GadgetRN71, ASN, RN

Specializes in Operating Room. Has 16 years experience. 1 Article; 1,840 Posts

I thought it was funny and sadly, somewhat true. Is everyone a " bastard coated bastard, with bastard filling"? No, of course not. But a pretty good percentage of them are, and some are coworkers..

GadgetRN71, ASN, RN

Specializes in Operating Room. Has 16 years experience. 1 Article; 1,840 Posts

*** She better never become an ICU nurse. Hard for patien't to say "thanks" when they have that tube down their throat.................
Or an OR nurse, for that matter. People never remember us, due to all the anesthesia meds. It's not uncommon for the hospital to get letters from patients thanking pre-op, PACU and the surgeon. The OR nurses and techs rarely get mentioned, and when we do, it's never by name. Part of the gig, so it doesn't bother me.

wooh, BSN, RN

1 Article; 4,383 Posts

Or an OR nurse, for that matter. People never remember us, due to all the anesthesia meds. It's not uncommon for the hospital to get letters from patients thanking pre-op, PACU and the surgeon. The OR nurses and techs rarely get mentioned, and when we do, it's never by name. Part of the gig, so it doesn't bother me.

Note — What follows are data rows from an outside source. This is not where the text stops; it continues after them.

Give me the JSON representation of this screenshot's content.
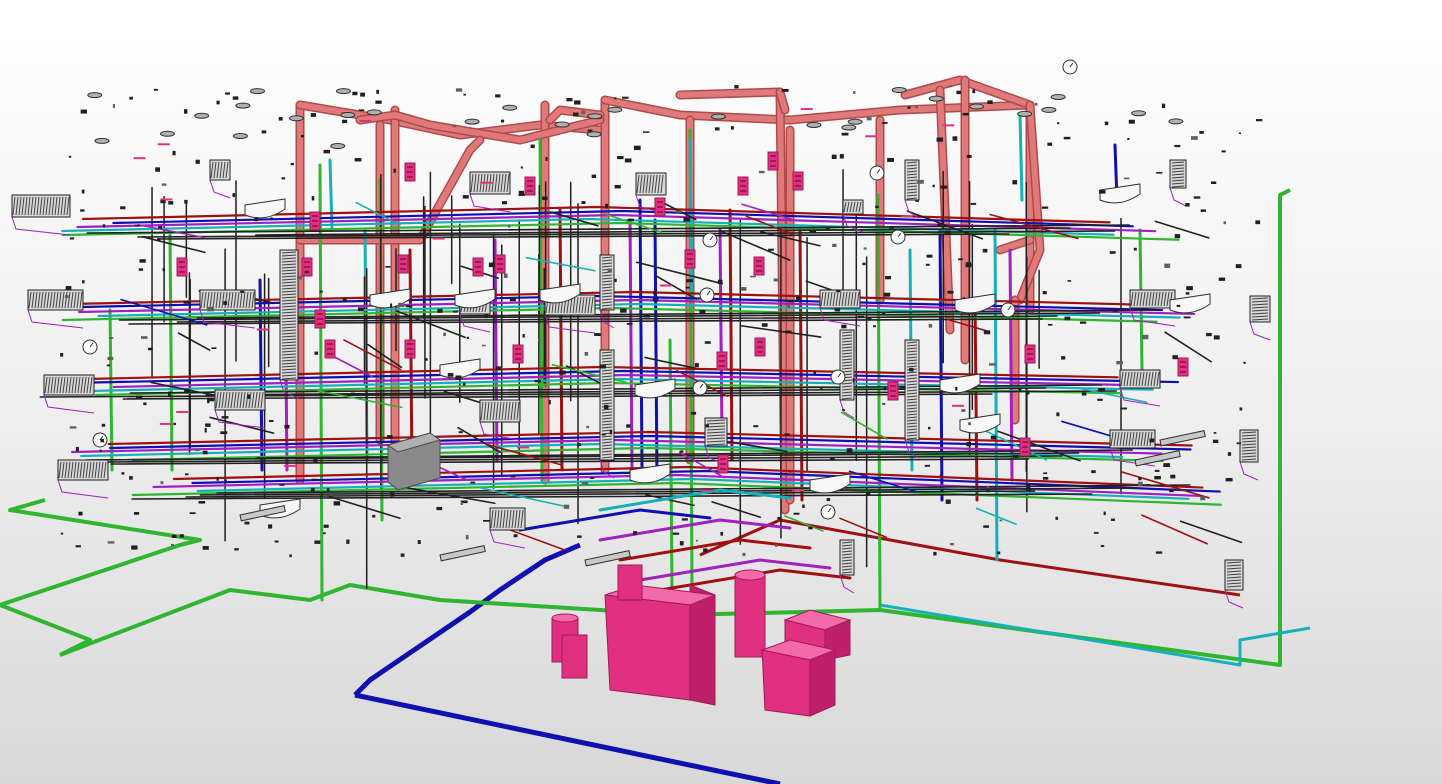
{
  "view": {
    "type": "3D MEP piping model view",
    "background": "#f0f0f0",
    "visible_text": []
  },
  "systems": [
    {
      "id": "drainage-vent",
      "color": "#e07a7a",
      "dark": "#b04a4a",
      "description_shown": false
    },
    {
      "id": "heating-supply",
      "color": "#2fb52f",
      "dark": "#157a15",
      "description_shown": false
    },
    {
      "id": "water-main",
      "color": "#1010b0",
      "dark": "#000070",
      "description_shown": false
    },
    {
      "id": "heating-return",
      "color": "#a01010",
      "dark": "#600808",
      "description_shown": false
    },
    {
      "id": "hot-water",
      "color": "#16b0b8",
      "dark": "#0a7078",
      "description_shown": false
    },
    {
      "id": "circulation",
      "color": "#a020c0",
      "dark": "#60107a",
      "description_shown": false
    },
    {
      "id": "equipment",
      "color": "#e0307f",
      "dark": "#a01a58",
      "description_shown": false
    },
    {
      "id": "radiator",
      "color": "#808080",
      "dark": "#303030",
      "description_shown": false
    }
  ],
  "colors": {
    "pipe_dark": "#202020",
    "fixture_white": "#f8f8f8",
    "grey_box": "#808080"
  }
}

Hehe, thought that was the appeal, no awake patients. :p